Release: 22 September 2012
Label: Наш Формат
Veremiy is a band from the Ukraine which I didn’t know until I got this Album. The music of this Ukrain band is not folk-metal, but more folk-rock. But when this is hard enough, this should be no problem for my ears!
This album is a kind of book about Kievan Rus. The story develops in the XII century, during the famous march to Prince Igor Polovtsian as described in the famous “Lay”. You find yourself amidst of action: there predicted the eclipse of the sun, and impenetrable forests and clear lakes, Lost River, fogged mountains and the imaginary journey with wolves and birds, walks with Nymph and ghouls, whispering grass and morning dew touch with unconquered land. You become part of this and feel that energy, which passes through the prism of our entire history, from pre-Christian Russia, Cossacks, and up to the present. The songs face issues of the Ukraine of today: environmental issues, the social issues, but it also revives forgotten legends, stories, etc. The album is permeated with the spirit of Ukrainian different historical periods. You can feel ancient Ukraine with this album.
The intro starts quietly with a kinds of wind and builds up with acoustic guitar to become somewhat heavier at the end.
Veremiy brings us rather solid guitars, clear whistle through it all and somewhat melancholic male Slavic vocals. When you increase the volume it sounds somewhat heavier, but you can also listen to this music at a much lower volume and it remains nice.
The track Kolyskova reminds a bit of an Metallica playing acoustic, but the singer has a more velvet voice, which feels nice and warm. And everywhere you notice the nice skills of the musicians, playing all instruments very well, but it gets a little bit to neat and tidy sometimes.
My personal favourite on this album is Tyhyj Gay, a nice songs, with this nice full Slavic voice. The song has a kind of warmth like handmade blanket and sitting by a warming fire Veremiy tells us again a nice story.
The album end with Zagrava and the sounds of Ukraine wind are back again, the violin ends this story in a nice melancholic way.
Then there are two nice bonuses.
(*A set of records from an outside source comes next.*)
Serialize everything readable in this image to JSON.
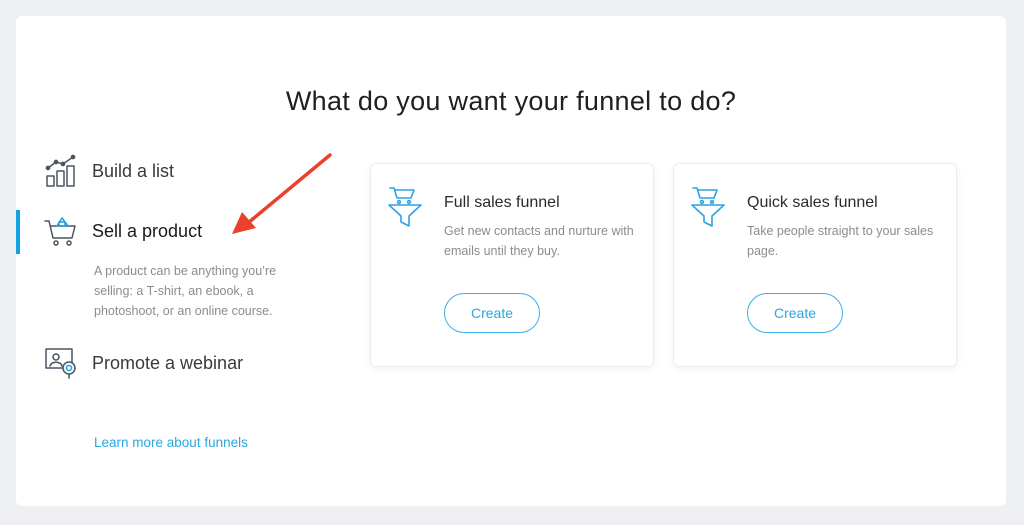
{
  "page": {
    "title": "What do you want your funnel to do?"
  },
  "goals": {
    "items": [
      {
        "label": "Build a list",
        "icon": "bar-chart-icon"
      },
      {
        "label": "Sell a product",
        "icon": "shopping-cart-icon",
        "active": true,
        "description": "A product can be anything you’re selling: a T-shirt, an ebook, a photoshoot, or an online course."
      },
      {
        "label": "Promote a webinar",
        "icon": "webinar-icon"
      }
    ],
    "learn_more": "Learn more about funnels"
  },
  "funnels": [
    {
      "title": "Full sales funnel",
      "description": "Get new contacts and nurture with emails until they buy.",
      "button": "Create",
      "icon": "funnel-cart-icon"
    },
    {
      "title": "Quick sales funnel",
      "description": "Take people straight to your sales page.",
      "button": "Create",
      "icon": "funnel-cart-icon"
    }
  ],
  "colors": {
    "accent": "#15a2e6",
    "annotation_arrow": "#e8412c"
  }
}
The second one is an other version of my favourite.
What can you expect with this album of Veremiy? Let’s be clear about this, all the readers of Folk-metal.nl who are totally into the ‘heavy stuff’, don’t even have to listen to this album. But everybody whose interest lies in all kinds of folk-music, should give it a listen. There’s indeed a lot of folk on this album and it’s all done with great skills, the compositions are nice, played by skilled musicians and all in this nice Slavic atmosphere. I like this album, although it could have been somewhat heavier in my opinion. But this is clearly not the intention of Veremiy. Still I’m looking out to a next album of this band, because it’s all really nice.
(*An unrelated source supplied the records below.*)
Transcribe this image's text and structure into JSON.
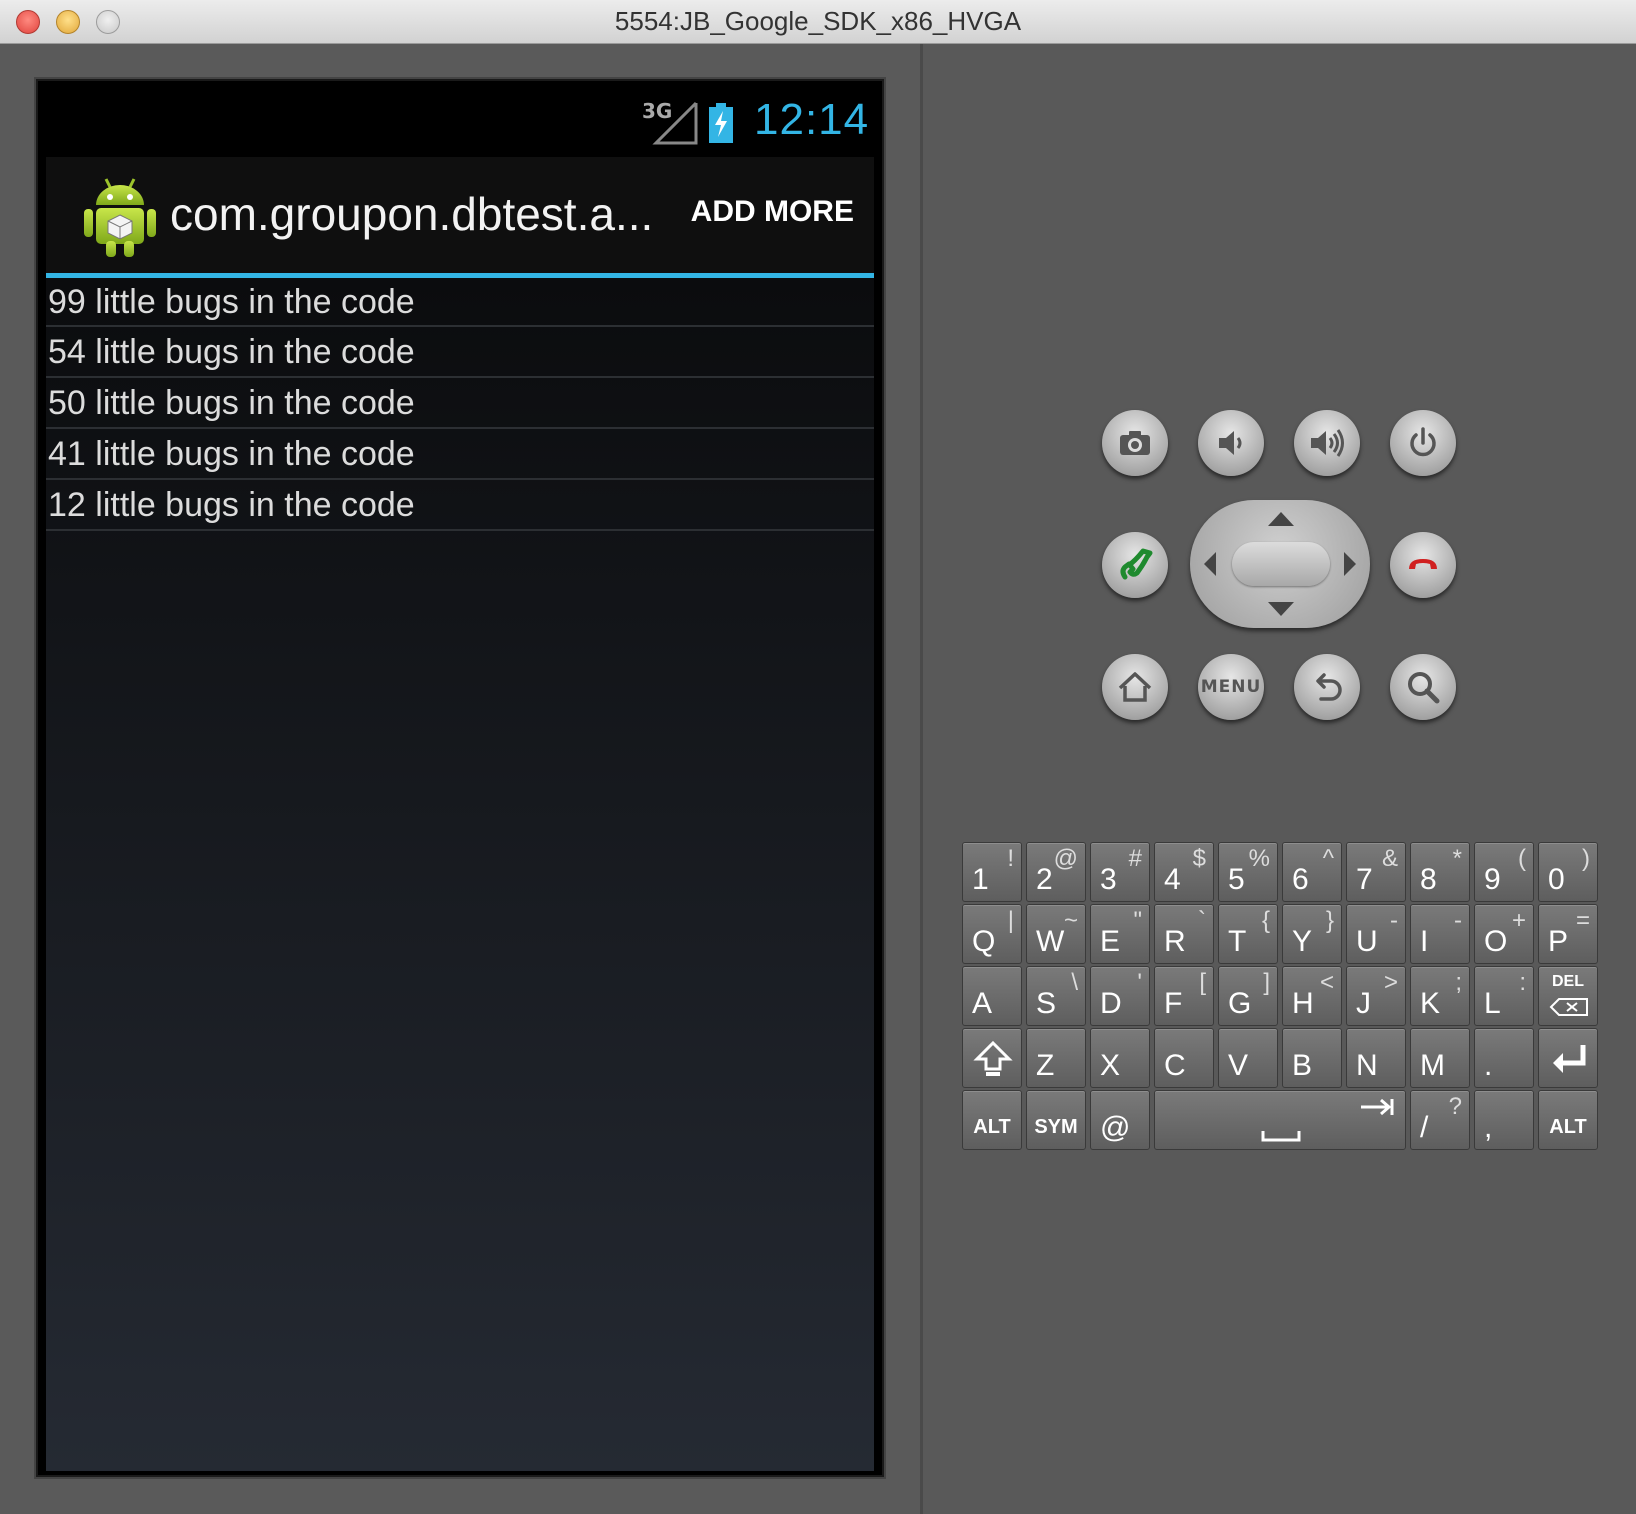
{
  "window": {
    "title": "5554:JB_Google_SDK_x86_HVGA"
  },
  "statusbar": {
    "network": "3G",
    "time": "12:14"
  },
  "actionbar": {
    "title": "com.groupon.dbtest.a...",
    "action_label": "ADD MORE"
  },
  "list": {
    "items": [
      "99 little bugs in the code",
      "54 little bugs in the code",
      "50 little bugs in the code",
      "41 little bugs in the code",
      "12 little bugs in the code"
    ]
  },
  "controls": {
    "menu_label": "MENU",
    "icons": [
      "camera-icon",
      "volume-down-icon",
      "volume-up-icon",
      "power-icon",
      "call-icon",
      "end-call-icon",
      "home-icon",
      "back-icon",
      "search-icon"
    ]
  },
  "keyboard": {
    "row1": [
      [
        "1",
        "!"
      ],
      [
        "2",
        "@"
      ],
      [
        "3",
        "#"
      ],
      [
        "4",
        "$"
      ],
      [
        "5",
        "%"
      ],
      [
        "6",
        "^"
      ],
      [
        "7",
        "&"
      ],
      [
        "8",
        "*"
      ],
      [
        "9",
        "("
      ],
      [
        "0",
        ")"
      ]
    ],
    "row2": [
      [
        "Q",
        "|"
      ],
      [
        "W",
        "~"
      ],
      [
        "E",
        "\""
      ],
      [
        "R",
        "`"
      ],
      [
        "T",
        "{"
      ],
      [
        "Y",
        "}"
      ],
      [
        "U",
        "-"
      ],
      [
        "I",
        "-"
      ],
      [
        "O",
        "+"
      ],
      [
        "P",
        "="
      ]
    ],
    "row3": [
      [
        "A",
        ""
      ],
      [
        "S",
        "\\"
      ],
      [
        "D",
        "'"
      ],
      [
        "F",
        "["
      ],
      [
        "G",
        "]"
      ],
      [
        "H",
        "<"
      ],
      [
        "J",
        ">"
      ],
      [
        "K",
        ";"
      ],
      [
        "L",
        ":"
      ]
    ],
    "row4": [
      [
        "Z",
        ""
      ],
      [
        "X",
        ""
      ],
      [
        "C",
        ""
      ],
      [
        "V",
        ""
      ],
      [
        "B",
        ""
      ],
      [
        "N",
        ""
      ],
      [
        "M",
        ""
      ],
      [
        ".",
        ""
      ]
    ],
    "del_label": "DEL",
    "alt_label": "ALT",
    "sym_label": "SYM",
    "at_label": "@",
    "slash_key": [
      "/",
      "?"
    ],
    "comma_key": ","
  },
  "colors": {
    "accent": "#33b5e5",
    "call_green": "#1f8a2e",
    "end_red": "#d02020"
  }
}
- Kamyana Rika
- Diva Ozera
- Tyhyj Gay
- Slipyj Voin
- Voron i Nebo
- Moya Vichnist (bonus)
- Tyhyj Gay Full (bonus)